We observe in addition that the cases on which Brannan relies are fundamentally inconsistent with governing Arizona case law. In Estate of Bohn and Kerr v. Waddell, the taxpayers contended that the Arizona income tax was unconstitutional and void to the extent ADOR had applied it to portions of their income that were protected from state taxation under the intergovernmental tax immunity doctrine and the supremacy clause of the United States Constitution, Estate of Bohn, 174 Ariz. at 241, 848 P.2d at 326; Kerr, 185 Ariz. 457, 459, 916 P.2d 1173, 1175 (App. 1996). In both cases, we held that the taxpayers were nevertheless required to pursue and exhaust their administrative remedies before asserting those contentions in the tax court. Estate of Bohn, 174 Ariz. at 245, 848 P.2d at 330; Kerr, 18S Ariz. at 462-63, 916 P.2d at 1178-79.
Contrary to Brannan's contention, neither Estate of Bohn nor Kerr is distinguishable. Neither case considered the degree to which the taxpayers had failed to exhaust available administrative remedies. It was the fact of failure to exhaust that the court found crucial. Brannan's initial resort to the administrative process and its later failure to properly pursue it does not take this case outside the general rule of exhaustion for which Estate of Bohn and Kerr stand.
to Contest Brannan's Contention that the Taxes Were Wrongfully Assessed
Finally, Brannan contends that ADOR's failure in the tax court to contest Brannan's claim that the assessment was illegal amounted to a concession on that point. Brannan argues:

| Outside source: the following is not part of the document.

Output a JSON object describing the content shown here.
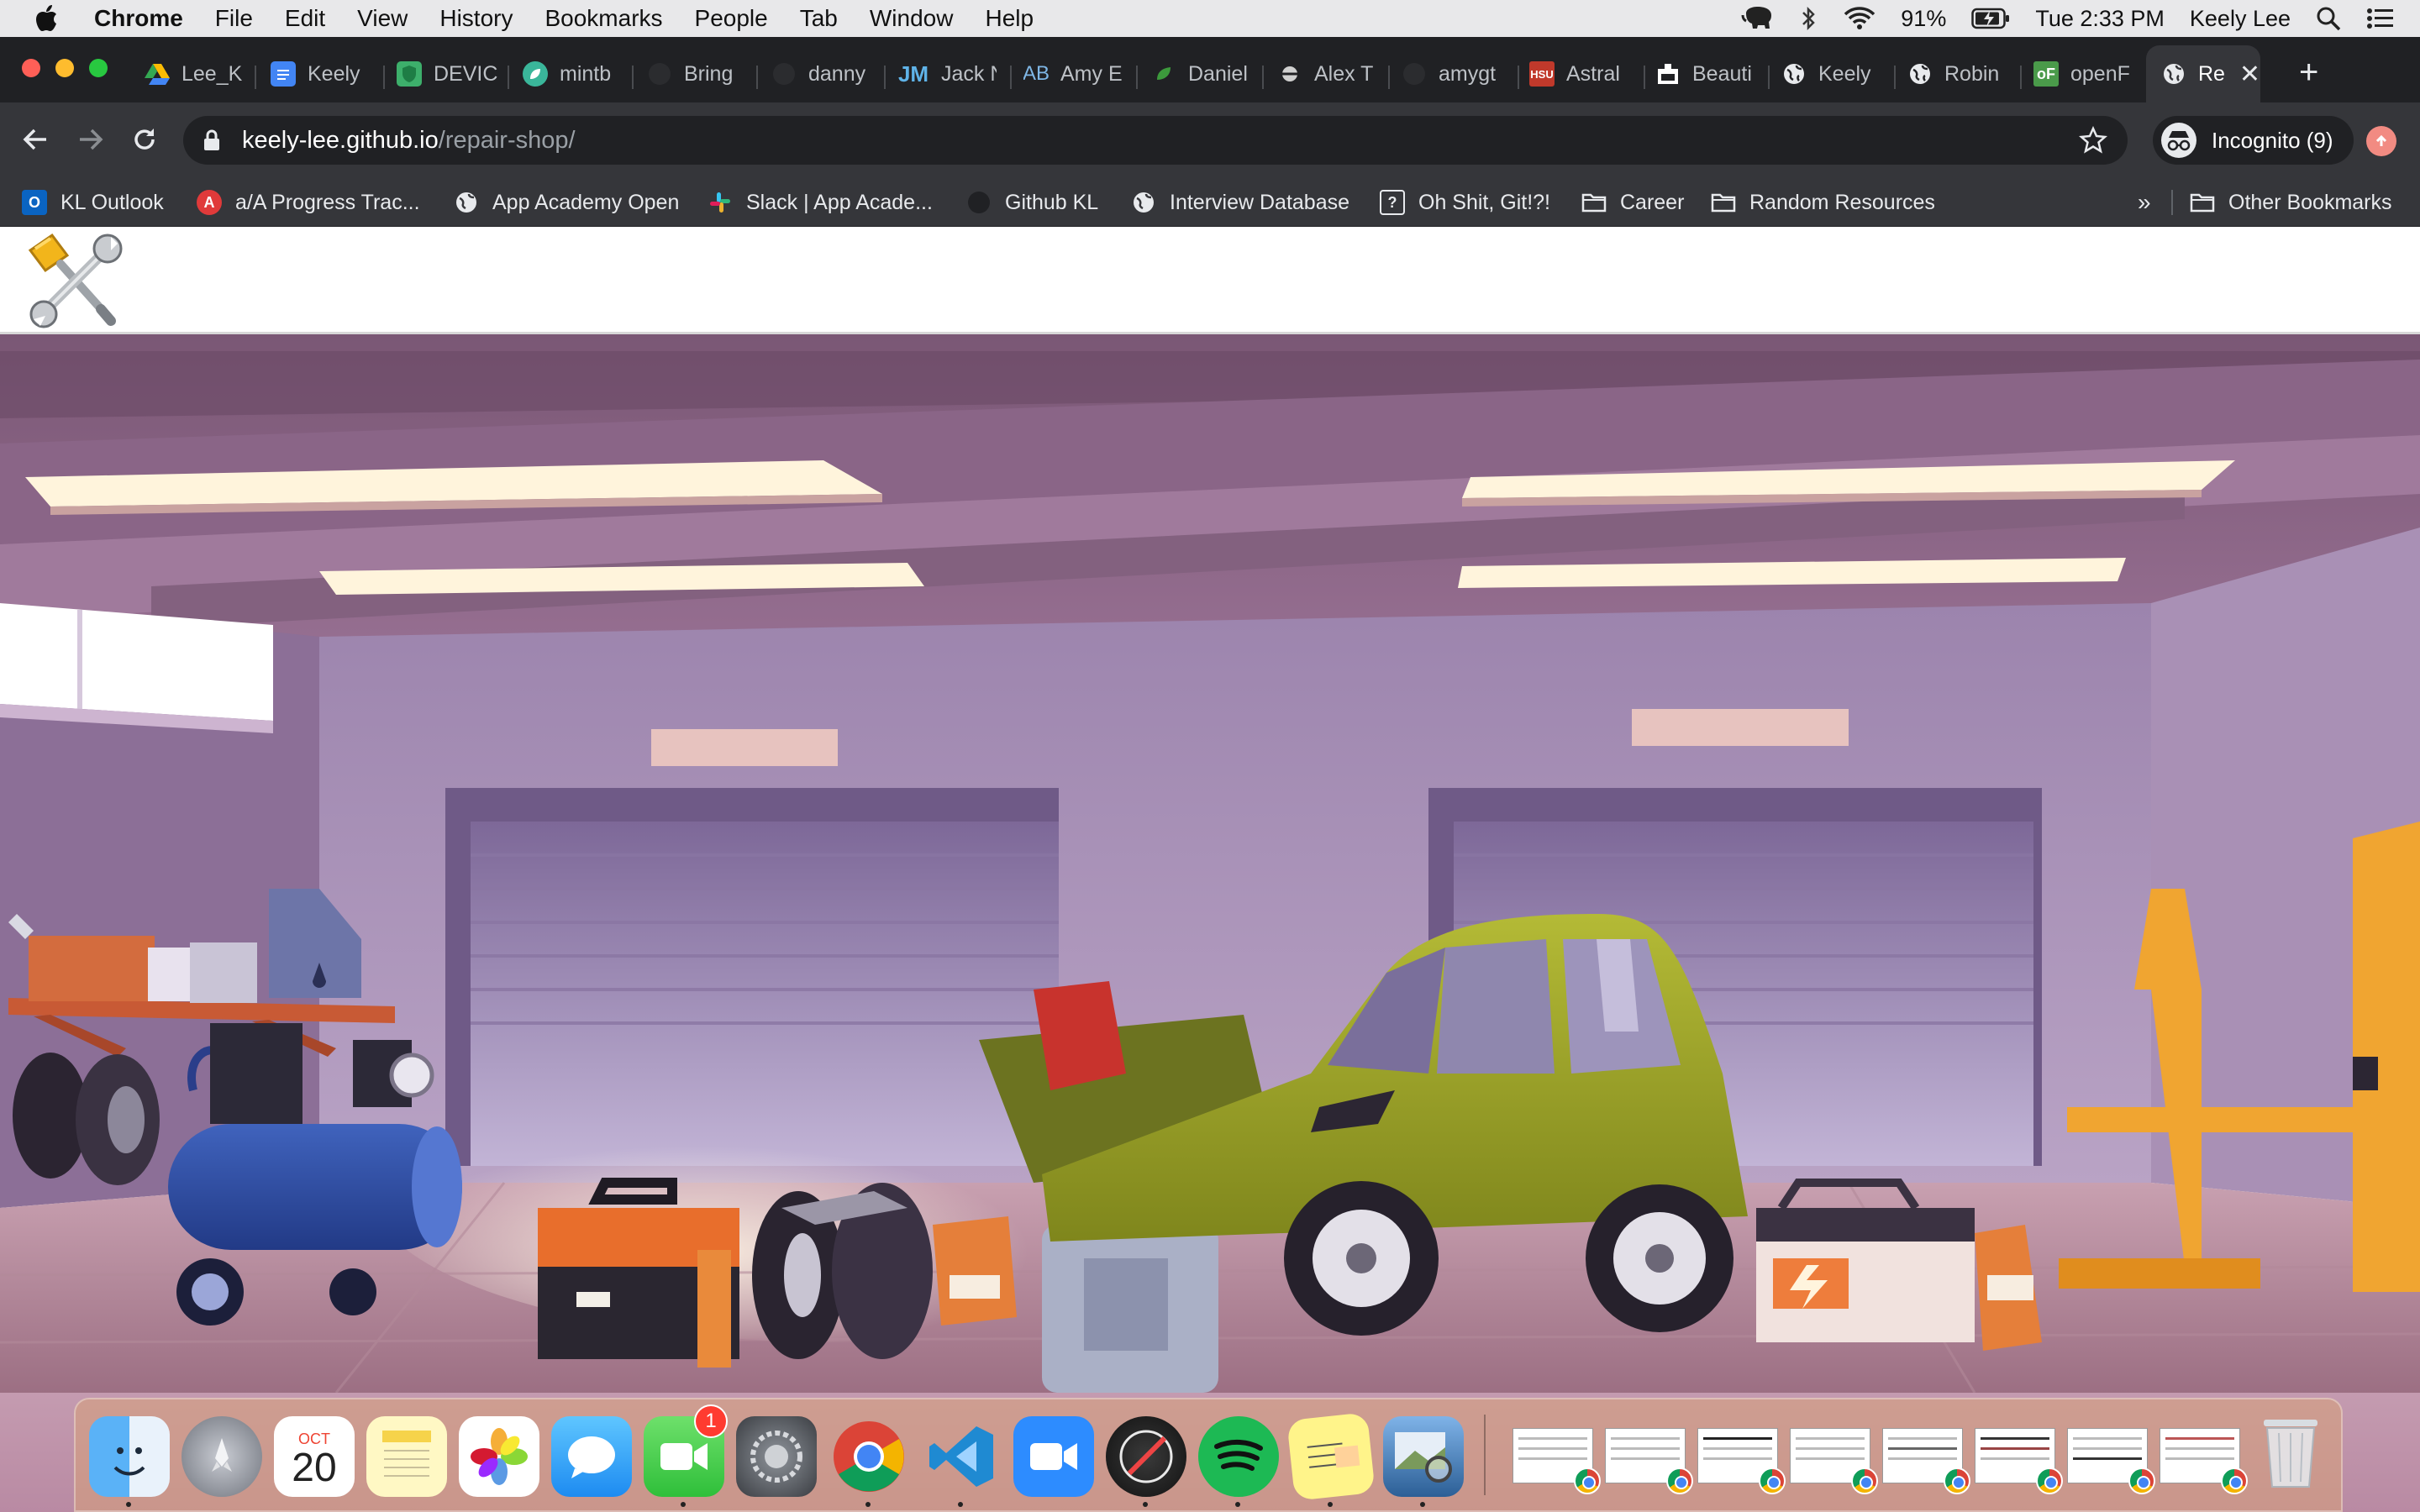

While the Department's position is that substantive issues cannot be raised in this proceeding, they cannot be ignored when placed at issue in a motion for summary judgment, which is exactly what happened in the Tax Court. If the Department does not refute the substantive tax issues, it concedes that the assessed tax is illegal.
We disagree. Brannan cites no authority for this contention. It was quite clear in the tax court, as it is here, that under the procedural circumstances of the case, the merits of Brannan's challenge to ADOR's underlying finding of tax liability were simply immaterial. ADOR's failure to address that challenge in recognition of its immateriality cannot be viewed as an admission of the challenge's substantive validity. ADOR properly refrained from expanding the unnecessary reading with which this case had already burdened the tax court. The judgment is affirmed.